As usual, susan you eloquently express how I feel too. I'm tired, I definitely have minority fatigue. I'm getting tired of having to continually tell people (via blog/email whatever) why having YA/MG POC in fiction is important, but at the same time, I know this is important and that helps me push through. At the end of the day, I'm reading and reviewing books which is what I love (you do so much more so i understand why you are tired, I really shouldn't be).

I completely agree that BHM starts with slavery and ends with the Civil Rights Month. I admit I am guilty of doing this during Native American Heritage Month. I haven't reviewed many books about NAs since November. I MUSt fix that.
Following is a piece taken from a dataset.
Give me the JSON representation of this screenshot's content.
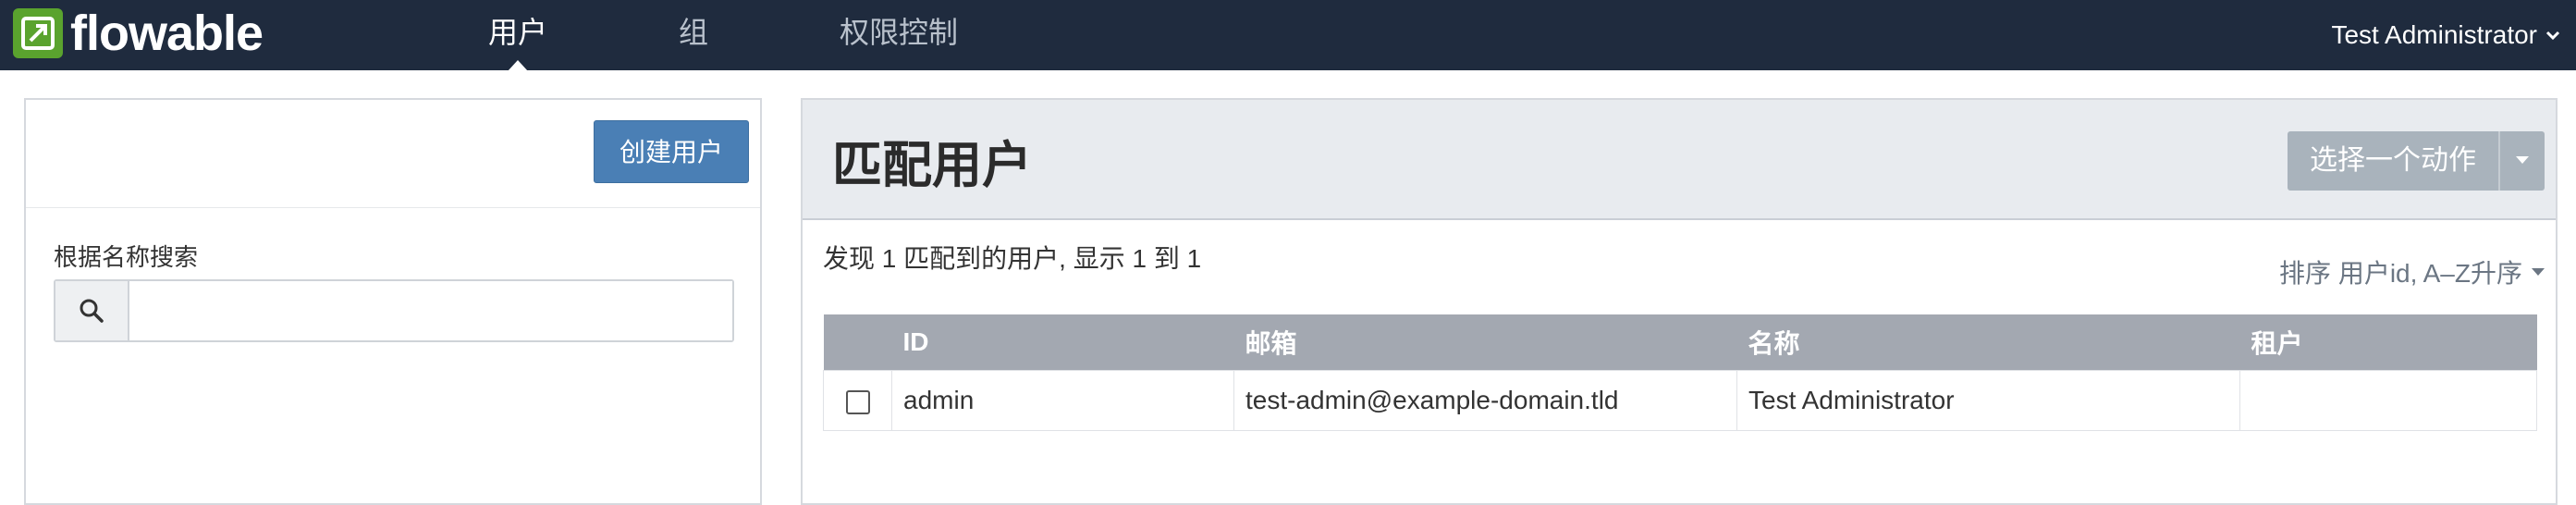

Black History is a time when I get to learn more about my culture, watch cool documentaries (PBS Love of Liberty comes to mind), read interesting articles (Henrietta Lacks cells) and see psotive images of my people everywhere. It also feels a bit like Christmas, gone all too quick and soon forgotten. I'm reviewing Leaving Gee's Bend this week, i think it offers a nice change of pace from the usaly slavery/civil rights. The first figures that comes to my mind that are not as well-known is Shirley Chisholm and Barbara Jordan. Two of my heroes. As well as Harold Washington (you can tell I'm into politics, haha). Also, Sen. Bruce from Reconstruction (the Senator & the Socialite is a fascinating book).

susan said...

Ari, you are a girl of my dreams. Shirley Chisholm and Barbara Jordan are childhood heroes. I was given Jordan's biography as an 8th graduation gift from a favorite teacher and while I was young when she ran, in middle school, we learned about Chisholm's run for the presidency. I think you know I quote Chisholm all the time.

Thanks for weighing in.